*** Opening ENTRIES PROVIDED ***

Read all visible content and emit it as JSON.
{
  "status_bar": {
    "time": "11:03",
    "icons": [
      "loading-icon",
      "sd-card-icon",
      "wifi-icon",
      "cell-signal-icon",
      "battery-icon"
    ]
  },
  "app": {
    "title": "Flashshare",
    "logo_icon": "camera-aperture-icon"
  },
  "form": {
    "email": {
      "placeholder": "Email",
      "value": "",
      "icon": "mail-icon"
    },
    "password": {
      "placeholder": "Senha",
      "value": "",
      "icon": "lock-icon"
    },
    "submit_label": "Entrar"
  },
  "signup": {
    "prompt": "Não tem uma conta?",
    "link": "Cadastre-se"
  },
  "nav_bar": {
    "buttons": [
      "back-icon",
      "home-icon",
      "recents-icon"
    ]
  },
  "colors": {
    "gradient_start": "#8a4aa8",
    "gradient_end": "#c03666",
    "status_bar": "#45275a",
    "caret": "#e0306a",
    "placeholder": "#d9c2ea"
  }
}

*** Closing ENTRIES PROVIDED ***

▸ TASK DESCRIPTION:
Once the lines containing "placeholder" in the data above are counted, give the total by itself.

▸ OUTPUT FOR THIS TASK:
3